» **Data entries**
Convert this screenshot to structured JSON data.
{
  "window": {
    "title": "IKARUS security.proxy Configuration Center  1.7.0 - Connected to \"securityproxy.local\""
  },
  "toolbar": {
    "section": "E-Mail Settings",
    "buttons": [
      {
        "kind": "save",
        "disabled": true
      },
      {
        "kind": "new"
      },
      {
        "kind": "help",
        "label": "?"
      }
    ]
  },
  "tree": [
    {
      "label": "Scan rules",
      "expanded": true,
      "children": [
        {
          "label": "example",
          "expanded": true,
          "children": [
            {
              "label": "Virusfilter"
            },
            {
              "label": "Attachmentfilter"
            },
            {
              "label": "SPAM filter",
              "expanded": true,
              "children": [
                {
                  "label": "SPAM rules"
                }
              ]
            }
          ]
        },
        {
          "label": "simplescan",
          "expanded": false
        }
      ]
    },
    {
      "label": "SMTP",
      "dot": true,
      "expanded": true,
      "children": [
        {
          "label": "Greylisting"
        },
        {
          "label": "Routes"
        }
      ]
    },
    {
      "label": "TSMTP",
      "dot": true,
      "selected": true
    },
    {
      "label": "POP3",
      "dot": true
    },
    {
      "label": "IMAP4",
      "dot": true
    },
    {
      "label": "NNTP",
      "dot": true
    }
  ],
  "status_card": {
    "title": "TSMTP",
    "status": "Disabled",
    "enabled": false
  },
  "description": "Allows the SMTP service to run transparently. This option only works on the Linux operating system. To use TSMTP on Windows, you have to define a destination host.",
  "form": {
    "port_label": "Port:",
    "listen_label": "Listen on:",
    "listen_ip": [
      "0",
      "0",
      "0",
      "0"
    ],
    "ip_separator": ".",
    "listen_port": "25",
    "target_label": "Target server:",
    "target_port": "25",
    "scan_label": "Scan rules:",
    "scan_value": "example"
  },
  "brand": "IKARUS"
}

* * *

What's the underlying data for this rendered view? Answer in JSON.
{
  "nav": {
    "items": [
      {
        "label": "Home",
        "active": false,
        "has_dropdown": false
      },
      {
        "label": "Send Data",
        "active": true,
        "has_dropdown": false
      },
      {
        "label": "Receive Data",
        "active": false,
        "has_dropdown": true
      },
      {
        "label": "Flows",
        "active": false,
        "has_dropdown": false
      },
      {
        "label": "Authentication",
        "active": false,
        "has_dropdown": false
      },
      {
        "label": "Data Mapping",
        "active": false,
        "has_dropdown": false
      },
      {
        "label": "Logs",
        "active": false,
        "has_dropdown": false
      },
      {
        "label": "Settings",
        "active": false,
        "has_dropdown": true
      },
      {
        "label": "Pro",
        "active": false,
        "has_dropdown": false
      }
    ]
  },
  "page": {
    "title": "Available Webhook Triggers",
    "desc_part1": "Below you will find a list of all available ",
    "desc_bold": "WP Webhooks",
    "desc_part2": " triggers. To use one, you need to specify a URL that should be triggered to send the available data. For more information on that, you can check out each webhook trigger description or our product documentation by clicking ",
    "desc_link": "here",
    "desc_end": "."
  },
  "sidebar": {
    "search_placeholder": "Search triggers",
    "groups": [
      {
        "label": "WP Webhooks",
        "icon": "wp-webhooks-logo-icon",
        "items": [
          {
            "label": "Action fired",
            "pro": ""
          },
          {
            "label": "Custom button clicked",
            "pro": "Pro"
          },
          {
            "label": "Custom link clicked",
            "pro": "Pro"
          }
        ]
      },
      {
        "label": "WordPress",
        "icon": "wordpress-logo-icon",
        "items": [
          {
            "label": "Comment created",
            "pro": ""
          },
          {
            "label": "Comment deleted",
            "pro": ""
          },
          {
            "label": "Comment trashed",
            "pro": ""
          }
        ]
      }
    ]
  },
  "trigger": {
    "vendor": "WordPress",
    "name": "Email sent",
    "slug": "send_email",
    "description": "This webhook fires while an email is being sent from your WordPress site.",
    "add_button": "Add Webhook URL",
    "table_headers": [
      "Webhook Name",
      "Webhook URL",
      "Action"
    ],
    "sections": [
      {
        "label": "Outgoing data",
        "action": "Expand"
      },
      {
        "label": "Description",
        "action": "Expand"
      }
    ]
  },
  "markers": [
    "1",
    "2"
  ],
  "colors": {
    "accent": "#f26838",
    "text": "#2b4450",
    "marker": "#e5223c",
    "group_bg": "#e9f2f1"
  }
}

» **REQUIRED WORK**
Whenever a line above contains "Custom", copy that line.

» **TASK ANSWER**
            "label": "Custom button clicked",
            "label": "Custom link clicked",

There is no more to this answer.